Black Aggie’s Tomb lies on the northern side of the small picturesque Rowantree Burn (at NS 8392 7862) 450m south-west of Bonnyhill Farm.
The walled compound has been fitted into an existing enclosure and so is not square, the north wall being 4.06m long internally, whilst its southern partner is 4.24m. Likewise, the west wall is 5.82m and the east one 5.56m (externally it is 5.15 x 6.7m). The latter contains the doorway which is 1.04m wide and has a 0.03m external rebate. Iron pivots occur on the south side. The walls are of random rubble with dressed sandstone margins and quoins and have been given a cement render scored with lines to imitate ashlar. At the western corners it stands to an external height of 1.8-1.9m, though elsewhere it is much decayed. The coping stones are 0.61m wide and 0.10m thick.
Illus: The inner Enclosure on the right with the outer Enclosure Wall just visible in the distance.
This walled enclosure sits eccentrically within an outer tree-planted enclosure bounded by a low dyke which contains traces of mortar. The outer enclosure is 18.5m N/S by 14.7m W/E with a curved south-eastern corner. The western side is formed from the current field boundary. It has an access point, 1.3m wide, in its northern side, that being the direction of approach from Bonnyhill Farm.
On the south side of the main enclosure is a simple chamfered arched headstone (1.13m high) of local sandstone set on a moulded plinth (0.64m tall). The inscription reads: “SACRED/ TO/ THE/ MEMORY OF/ THE REV JOHN REID/ MINISTER OF RP CHURCH/ LAURIESTON/ ANNABELLA STARK HIS WIFE/ JOHN AND JAMES ALEXANDER THEIR SONS/ MARGARET AND ELIZABETH HELEN. THEIR DAUGHTERS./ ALSO/ MARY STARK REID/ AND/ ANNEBELLA STARK REID/ THEIR DAUGHTERS.”
Rev. John Reid was the first minister of Laurieston Reformed Presbyterian Church where he settled in 1788. On 1 June 1797 Reid married Annabella Helen Stark whose father, John Stark, owned Bonnyhill Farm, Bonnybridge (Love 1910). The burial records of Falkirk Parish show that on 18 November 1819 their children, John and Margaret Reid, were buried at Bonnyhill, and were followed on the 25th of that month by James Alexander Reid.

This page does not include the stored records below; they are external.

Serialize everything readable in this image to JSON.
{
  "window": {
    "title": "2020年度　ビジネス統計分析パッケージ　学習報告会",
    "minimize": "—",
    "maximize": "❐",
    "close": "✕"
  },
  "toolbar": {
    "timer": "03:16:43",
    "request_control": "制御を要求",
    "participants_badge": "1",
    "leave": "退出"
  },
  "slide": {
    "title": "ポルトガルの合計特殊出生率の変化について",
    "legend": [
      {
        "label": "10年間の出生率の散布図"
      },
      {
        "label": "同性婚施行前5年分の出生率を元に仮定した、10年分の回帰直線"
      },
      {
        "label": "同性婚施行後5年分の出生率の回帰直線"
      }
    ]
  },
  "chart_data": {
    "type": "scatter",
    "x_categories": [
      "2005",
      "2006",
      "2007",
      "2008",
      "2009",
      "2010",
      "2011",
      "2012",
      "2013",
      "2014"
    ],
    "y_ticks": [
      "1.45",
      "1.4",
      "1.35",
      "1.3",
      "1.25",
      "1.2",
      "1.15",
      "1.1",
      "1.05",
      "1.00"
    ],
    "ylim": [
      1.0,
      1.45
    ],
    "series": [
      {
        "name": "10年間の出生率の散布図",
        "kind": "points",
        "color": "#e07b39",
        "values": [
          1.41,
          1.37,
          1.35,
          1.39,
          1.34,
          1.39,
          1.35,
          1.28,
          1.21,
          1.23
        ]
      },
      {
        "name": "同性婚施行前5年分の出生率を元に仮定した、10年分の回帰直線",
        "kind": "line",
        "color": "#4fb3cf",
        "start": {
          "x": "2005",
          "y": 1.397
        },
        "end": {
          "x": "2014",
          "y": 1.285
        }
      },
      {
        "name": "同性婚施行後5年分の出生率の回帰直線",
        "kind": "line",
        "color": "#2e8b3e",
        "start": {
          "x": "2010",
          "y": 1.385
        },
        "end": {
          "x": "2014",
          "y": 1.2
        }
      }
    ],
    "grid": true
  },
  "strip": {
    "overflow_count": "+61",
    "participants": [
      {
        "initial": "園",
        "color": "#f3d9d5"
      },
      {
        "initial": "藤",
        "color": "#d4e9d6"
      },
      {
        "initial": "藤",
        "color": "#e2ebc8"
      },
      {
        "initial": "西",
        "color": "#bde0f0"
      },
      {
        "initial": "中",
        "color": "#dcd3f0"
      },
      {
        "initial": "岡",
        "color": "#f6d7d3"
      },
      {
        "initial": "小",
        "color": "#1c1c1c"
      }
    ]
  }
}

They probably died from some epidemic, and it would therefore have been considered wise to place them in a separate burial ground. Rev. John Reid died on 4 December 1820 at Bridgend, Linlithgow, as a consequence of a fall from his horse. He was in the 67th year of his age and the 33rd of his ministry.

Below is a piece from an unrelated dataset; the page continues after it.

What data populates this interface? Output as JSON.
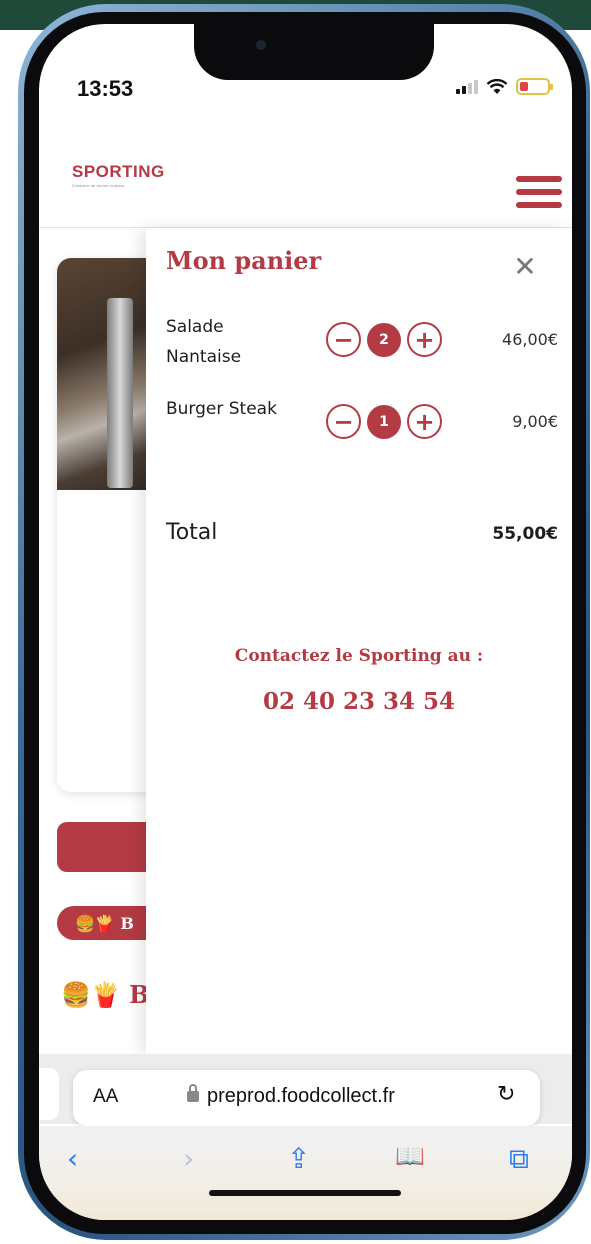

There is a tradition that the Rev. John Reid and his wife had a coloured maid at their manse in Laurieston whose name was Aggie. Annabella’s sister, Helen Stark, had followed Archibald Currie to America where they married on 14 December 1788 in the Third Presbyterian Church, Philadelphia. They resided in Richmond and after her husband’s death Helen Currie returned to Scotland. It is highly likely that it was she who brought her coloured slave back from America. When Aggie died she was buried at Bonnyhill, and it was from her that the tomb came to bear the traditional name of “Black Aggie’s Grave.” Helen Currie died in August 1852. A Bonnybridge man, who worked for the Council, told Rev. Waugh that if anyone ran around the tomb three times ‘Black Aggie’ would appear! (Waugh 1981, 17).
Black Aggie’s Grave SMR 532 NS 8392 7862